William Radice’s Teach Yourself Bengali is, essentially, the Bengali text book, though it’s not of course overwhelmed with competition.
But there’s a lessor-known predecessor to Radice’s book, and an earlier entrant in the Teach Yourself series, and it’s this Teach Yourself Bengali, by DF Hudson, that I’m working my way through at the moment in preparation for our forthcoming trip to Kolkata.
I was given a copy by my father in law, though as a native Bengali speaker I was never sure why he’d have a first edition copy of the book, from 1965 no less, though it occurs to me now, for the first time, that it was probably bought for his (English) first wife.
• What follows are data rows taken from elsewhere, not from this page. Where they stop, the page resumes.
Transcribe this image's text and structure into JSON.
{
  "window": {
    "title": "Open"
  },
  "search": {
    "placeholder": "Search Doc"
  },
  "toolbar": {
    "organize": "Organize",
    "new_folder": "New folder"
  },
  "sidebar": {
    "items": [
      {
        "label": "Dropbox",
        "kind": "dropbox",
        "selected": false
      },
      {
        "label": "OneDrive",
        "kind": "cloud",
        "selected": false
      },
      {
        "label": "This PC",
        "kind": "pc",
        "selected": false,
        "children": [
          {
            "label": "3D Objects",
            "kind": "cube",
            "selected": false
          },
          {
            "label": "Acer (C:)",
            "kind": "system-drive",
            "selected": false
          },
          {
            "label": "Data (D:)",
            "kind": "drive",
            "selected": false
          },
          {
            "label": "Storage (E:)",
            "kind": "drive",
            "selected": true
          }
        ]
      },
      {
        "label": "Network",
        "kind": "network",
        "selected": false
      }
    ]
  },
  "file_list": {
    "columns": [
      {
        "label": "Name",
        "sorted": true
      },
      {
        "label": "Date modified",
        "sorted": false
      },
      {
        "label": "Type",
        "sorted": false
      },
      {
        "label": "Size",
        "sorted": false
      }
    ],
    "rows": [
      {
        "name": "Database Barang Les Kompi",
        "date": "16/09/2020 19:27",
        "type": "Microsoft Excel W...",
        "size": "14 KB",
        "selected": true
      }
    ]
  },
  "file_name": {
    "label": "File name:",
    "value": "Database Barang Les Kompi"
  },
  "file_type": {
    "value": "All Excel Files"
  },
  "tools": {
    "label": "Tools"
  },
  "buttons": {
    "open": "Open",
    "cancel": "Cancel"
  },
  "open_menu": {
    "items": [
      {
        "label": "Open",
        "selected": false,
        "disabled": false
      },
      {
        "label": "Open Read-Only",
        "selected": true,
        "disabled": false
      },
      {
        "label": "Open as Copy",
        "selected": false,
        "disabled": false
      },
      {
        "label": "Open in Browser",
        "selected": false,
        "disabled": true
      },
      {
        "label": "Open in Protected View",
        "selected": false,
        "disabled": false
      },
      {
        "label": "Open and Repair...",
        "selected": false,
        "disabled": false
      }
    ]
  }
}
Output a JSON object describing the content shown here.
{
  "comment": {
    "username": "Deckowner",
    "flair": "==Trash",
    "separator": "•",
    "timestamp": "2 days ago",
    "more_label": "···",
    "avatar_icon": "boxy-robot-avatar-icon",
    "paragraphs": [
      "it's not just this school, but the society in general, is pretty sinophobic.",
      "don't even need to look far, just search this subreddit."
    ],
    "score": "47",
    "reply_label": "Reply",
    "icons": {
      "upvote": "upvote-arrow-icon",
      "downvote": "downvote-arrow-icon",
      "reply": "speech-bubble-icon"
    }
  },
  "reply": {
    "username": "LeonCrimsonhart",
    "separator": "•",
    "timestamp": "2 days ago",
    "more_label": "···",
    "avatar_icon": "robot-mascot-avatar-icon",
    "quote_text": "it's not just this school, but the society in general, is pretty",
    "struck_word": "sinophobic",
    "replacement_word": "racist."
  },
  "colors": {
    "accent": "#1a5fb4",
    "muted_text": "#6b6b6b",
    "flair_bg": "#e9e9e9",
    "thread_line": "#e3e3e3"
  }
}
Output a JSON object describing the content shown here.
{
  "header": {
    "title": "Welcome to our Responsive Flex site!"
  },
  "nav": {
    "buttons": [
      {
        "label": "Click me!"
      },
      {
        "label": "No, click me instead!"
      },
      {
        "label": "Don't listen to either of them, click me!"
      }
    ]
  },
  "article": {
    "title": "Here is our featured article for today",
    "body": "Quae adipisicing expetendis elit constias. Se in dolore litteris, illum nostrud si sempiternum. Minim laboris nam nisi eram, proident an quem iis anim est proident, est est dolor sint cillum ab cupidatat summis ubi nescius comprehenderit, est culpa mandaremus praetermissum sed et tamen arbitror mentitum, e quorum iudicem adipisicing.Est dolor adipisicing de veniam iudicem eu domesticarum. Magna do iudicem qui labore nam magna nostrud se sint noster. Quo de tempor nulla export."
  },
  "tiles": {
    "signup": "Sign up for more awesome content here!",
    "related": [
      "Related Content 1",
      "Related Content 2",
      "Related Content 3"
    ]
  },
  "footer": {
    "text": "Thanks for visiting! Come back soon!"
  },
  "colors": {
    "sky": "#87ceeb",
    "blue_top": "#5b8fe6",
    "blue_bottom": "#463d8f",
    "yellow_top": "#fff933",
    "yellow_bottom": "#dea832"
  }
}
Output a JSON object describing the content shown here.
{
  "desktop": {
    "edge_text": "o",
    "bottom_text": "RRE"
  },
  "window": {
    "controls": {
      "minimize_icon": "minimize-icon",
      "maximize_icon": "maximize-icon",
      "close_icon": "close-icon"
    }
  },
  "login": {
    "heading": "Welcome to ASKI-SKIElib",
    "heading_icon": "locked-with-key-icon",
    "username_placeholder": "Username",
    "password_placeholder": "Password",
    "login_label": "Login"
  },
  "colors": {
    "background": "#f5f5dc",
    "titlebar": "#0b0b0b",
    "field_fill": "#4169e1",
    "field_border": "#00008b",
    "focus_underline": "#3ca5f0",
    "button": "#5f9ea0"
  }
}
His first marriage is not something I’ve ever spoken to him about – for all I know, he doesn’t know I know – so the book’s provenance is hardly something we’ve discussed.
But, back to DF Hudson, and he (she?) follows a somewhat traditional route to learning the language, beginning with the sounds you’re meant to make for the different letters.
I’ve always found this an off-putting way of learning a language. It’s part of the reason I’ve yet to make a start with Rupert Snell’s Teach Yourself Hindi and also why I found Radice’s book so refreshing in the way it eases you into the language without requiring you to endlessly practice pronunciation.
From there DF Hudson goes into a series of conversation drills that, somewhat unhelpfully, show the sentences in Bengali with the English written immediately afterwards. They also introduce tenses are a breakneck speed with little by way of explanation.
Nevertheless, it’s always nice to have a break from Radice’s book – which I’ve been relying on, off and on, for over seven years – and try another resource for learning Bengali, even if it’s a lesser one.
And DF Hudson does choose to end his Teach Yourself … with an intriguing set of Bengali proverbs, which is another plus point, even if it does make me wonder how many still are (or ever were) in common usage every time I leaf through the book.